    You’ve had a stellar year, my friend! I love your attitude and sense of priority here: “build a steady, faithful band of followers who enjoy reading my blog and who connect with what I might say.” And, of course, your sense of humor that graces every post. Congratulations and here’s to another successful and exciting year.I’m looking forward to making memories in Chincoteague. Thanks for your generous links.

    • Janet Givens
      | Reply

      I’ve learned from you, Kathy, that sharing brings its own reward. Thank you for living that lesson. I too look forward to our time together.

  5. Joyce
    | Reply

    Hi Janet, this is my first visit to your blog (from Twitter). I like this idea of an annual review. It is a brave, transparent nice thing to do for your readers. And I like that you meshed your real-life goals with your cyber (blog) ones. Good ideas — thanks for sharing, and congratulations on your 8,700 views. ~Joyce

    P.S. Your being in VT, your bio, and your quality of writing are what brought me and kept me reading.

    • Janet Givens
      | Reply

      Joyce, Welcome I’m glad you’ve found your way here. I look forward to getting to know you better over the next many months.

  6. Kelly Boyer Sagert
    | Reply

    I just knew that peahens was going to be the answer!!!

    And, do you know one reason why I think you’re gathering this loyal band of followers? Because you don’t have a hidden agenda. So many blogs today provide “content” in the hopes that the reader will do A, B and C. You want genuine conversation and don’t hide the fact that you like it when people read your book. Up front, straightforward, no BS.

    My point of view, anyhow . . .

    • Janet Givens
      | Reply

      Oh Kelly, thank you. That is lovely to hear. I’ll say more about my desires for this blog over the next year in this next blog, Wednesday morning. It’s always nice to have you drop by. (I’m in Ohio at the moment, too, btw. Wish you were just a tad closer to Cleveland).

  7. New Year’s Resolutions |
    | Reply

    […] better), want it, and go after it.  Some we achieve and some we do not. I’m no different.  In last week’s blog, I checked off getting my book published (finally) but, alas, no pea hens.

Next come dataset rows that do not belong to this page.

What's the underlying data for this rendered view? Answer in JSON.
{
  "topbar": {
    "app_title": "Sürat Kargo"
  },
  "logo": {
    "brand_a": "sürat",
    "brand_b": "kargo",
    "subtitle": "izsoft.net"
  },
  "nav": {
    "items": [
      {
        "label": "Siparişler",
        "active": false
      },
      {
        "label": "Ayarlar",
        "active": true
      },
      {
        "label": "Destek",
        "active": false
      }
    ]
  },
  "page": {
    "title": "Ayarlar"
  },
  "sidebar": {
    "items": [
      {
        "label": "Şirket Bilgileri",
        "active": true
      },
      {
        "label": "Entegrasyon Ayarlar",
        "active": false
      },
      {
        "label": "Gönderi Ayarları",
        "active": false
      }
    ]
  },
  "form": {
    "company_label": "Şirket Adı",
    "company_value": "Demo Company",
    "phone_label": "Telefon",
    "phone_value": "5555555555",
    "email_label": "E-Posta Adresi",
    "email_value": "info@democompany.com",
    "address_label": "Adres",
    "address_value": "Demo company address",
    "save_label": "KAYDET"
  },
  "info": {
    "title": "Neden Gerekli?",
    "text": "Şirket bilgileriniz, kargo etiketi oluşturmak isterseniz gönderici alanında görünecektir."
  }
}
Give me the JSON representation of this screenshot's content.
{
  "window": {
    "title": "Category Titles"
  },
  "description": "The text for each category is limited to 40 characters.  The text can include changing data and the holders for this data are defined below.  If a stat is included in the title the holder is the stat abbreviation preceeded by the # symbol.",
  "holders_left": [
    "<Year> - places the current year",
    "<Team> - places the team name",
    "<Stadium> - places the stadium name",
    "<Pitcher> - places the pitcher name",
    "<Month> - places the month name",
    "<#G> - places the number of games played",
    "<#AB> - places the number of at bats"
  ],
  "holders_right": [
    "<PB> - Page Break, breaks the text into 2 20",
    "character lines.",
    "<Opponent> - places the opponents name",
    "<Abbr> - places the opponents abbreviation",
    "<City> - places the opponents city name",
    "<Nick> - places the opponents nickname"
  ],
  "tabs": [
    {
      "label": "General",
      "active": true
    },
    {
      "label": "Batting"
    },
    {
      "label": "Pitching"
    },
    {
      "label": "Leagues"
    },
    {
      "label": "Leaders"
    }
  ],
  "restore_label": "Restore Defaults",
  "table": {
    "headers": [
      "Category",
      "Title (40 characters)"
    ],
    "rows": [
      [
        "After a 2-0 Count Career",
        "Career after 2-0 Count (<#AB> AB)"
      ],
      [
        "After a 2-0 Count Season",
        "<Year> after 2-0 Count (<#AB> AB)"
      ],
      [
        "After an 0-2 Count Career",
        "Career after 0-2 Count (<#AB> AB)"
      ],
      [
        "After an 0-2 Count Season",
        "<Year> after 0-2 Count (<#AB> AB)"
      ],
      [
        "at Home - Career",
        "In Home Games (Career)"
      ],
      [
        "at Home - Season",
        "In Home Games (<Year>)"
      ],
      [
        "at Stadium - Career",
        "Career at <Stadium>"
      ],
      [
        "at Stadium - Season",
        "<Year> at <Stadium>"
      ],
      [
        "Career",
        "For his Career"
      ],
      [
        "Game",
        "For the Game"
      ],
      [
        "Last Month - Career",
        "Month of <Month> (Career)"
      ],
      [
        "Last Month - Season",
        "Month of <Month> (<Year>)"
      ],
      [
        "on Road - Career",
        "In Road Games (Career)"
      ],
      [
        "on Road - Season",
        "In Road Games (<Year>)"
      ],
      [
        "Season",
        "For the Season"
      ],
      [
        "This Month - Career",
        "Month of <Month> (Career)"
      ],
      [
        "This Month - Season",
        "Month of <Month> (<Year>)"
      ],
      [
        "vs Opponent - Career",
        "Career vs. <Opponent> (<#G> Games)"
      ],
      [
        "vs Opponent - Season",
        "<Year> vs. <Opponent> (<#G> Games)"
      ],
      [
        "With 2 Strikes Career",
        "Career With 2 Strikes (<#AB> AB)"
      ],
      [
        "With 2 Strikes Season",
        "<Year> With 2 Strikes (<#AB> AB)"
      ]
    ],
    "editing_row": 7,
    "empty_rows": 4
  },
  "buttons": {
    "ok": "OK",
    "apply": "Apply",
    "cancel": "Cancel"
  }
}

There were goals […]

Leave a Reply

Your email address will not be published.

Have a blog you'd like to share? I use CommentLuv Click here

This site uses Akismet to reduce spam. Learn how your comment data is processed.